See below. (As previously noted, cannabis is neither a substance nor a product. It is a plant, but can be made into a value-added product.

21. Do you think restrictions or requirements should be set for the storage of approved products? If so, what should they be?

Yes. For security purposes, to prevent cannabis from falling into the hands of minors or of thieves who might on-sell to minors, cannabis retailers should store cannabis products under lock and key when not physically present on the retail premises.

22. Do you think restrictions or requirements should be set regarding the display of approved products? If so, what should they be?

Yes. We suggest that such restrictions or set requirements be in line with those applicable to other psychoactive products. Additionally open discussion around public health best practices such as plain packaging must occur, in the context of whatever is publicly acceptable for tobacco and alcohol should also be acceptable for cannabis.

23. Do you think restrictions or requirements should be set regarding the disposal of approved products? If so, what should they be?

Up in smoke. Persons disposing of cannabis must ensure that there are no minors or non-consenting adults downwind of the conflagration.

24. Do you think there should be signage requirements in the regulations? If so, please give specific suggestions.

There should be no signage requirements, but we recommend a stylised cannabis leaf.

25. Do you think the regulations should specify further places where approved products may not be sold? If so, please provide specific suggestions.

We have no special objections to regulations preventing the sale of cannabis near schools or other places where minors might otherwise tend to congregate.

26. Do you think the regulations should prescribe restrictions or requirements for advertisements of approved products? If so, please provide specific suggestions.

We have no special objections to the regulations that currently apply to advertisements for synthetic cannabinoid products also applying to advertisements for cannabis.

27. Do you think the regulations should prescribe restrictions or requirements on internet sales of approved products? If so, please provide specific suggestions.

We have no special objections to the restrictions and requirements that currently apply to Internet sales of synthetic cannabinoid products also applying to Internet sales of cannabis.

28. Do you think the regulations should prescribe restrictions or requirements on the advertising of approved products? If so, please provide specific suggestions.

We have no special objections to the restrictions and requirements that currently apply to the on-site advertising of cannabinoid products also applying to the on-site advertising of cannabis.

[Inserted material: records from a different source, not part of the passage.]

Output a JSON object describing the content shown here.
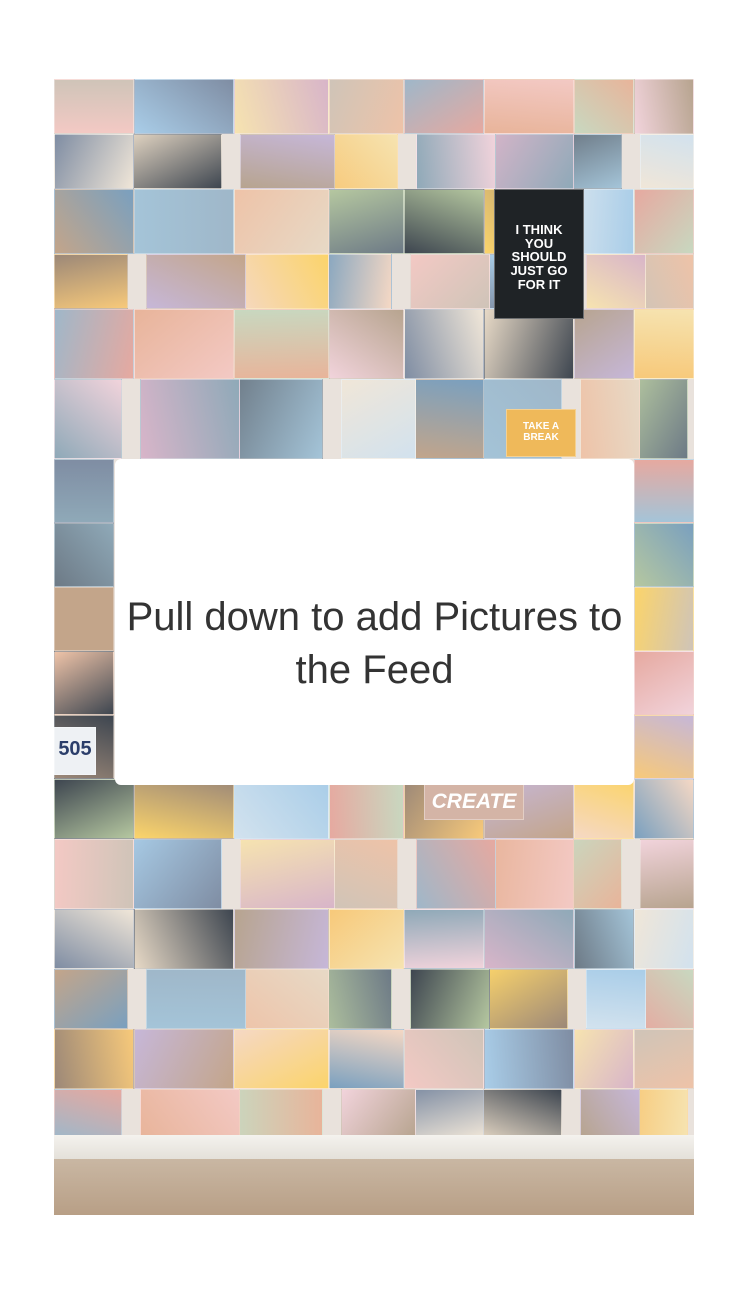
{
  "feed": {
    "empty_state_message": "Pull down to add Pictures to the Feed"
  },
  "background_image": {
    "visible_texts": {
      "should_poster": "I THINK YOU SHOULD JUST GO FOR IT",
      "create_poster": "CREATE",
      "break_poster": "TAKE A BREAK",
      "plate_number": "505"
    }
  },
  "colors": {
    "screen_background": "#ffffff",
    "card_background": "#ffffff",
    "message_text": "#333333"
  }
}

In closing, a few words about the fees and levies proposed (in Chapter 6 of the consultation document) and also on determining the risk of harm posed by cannabis.

The ALCP envisages that many commercial suppliers of legal cannabis will be small scale suppliers. The suggested fees and levies in the consultation document would be harshly punitive in the context of “cottage industry” cannabis. They would provide a major disincentive to comply with the regulations, and drive the cultivation and supply of cannabis underground, where it now is, uncontrolled by the government. We suggest that the PSRA sets the fees or levies payable by homegrown commercial cannabis suppliers commensurate with those set by authorities in the State of Colorado.

Cannabis has been tried and tested over several millennia. Risk of harm has already been determined. We know that cannabis poses no more than a very low risk of harm to those who choose to use it.

This submission was completed by Dr. Richard Goode, Vice President of the Aotearoa Legalise Cannabis Party, on its behalf.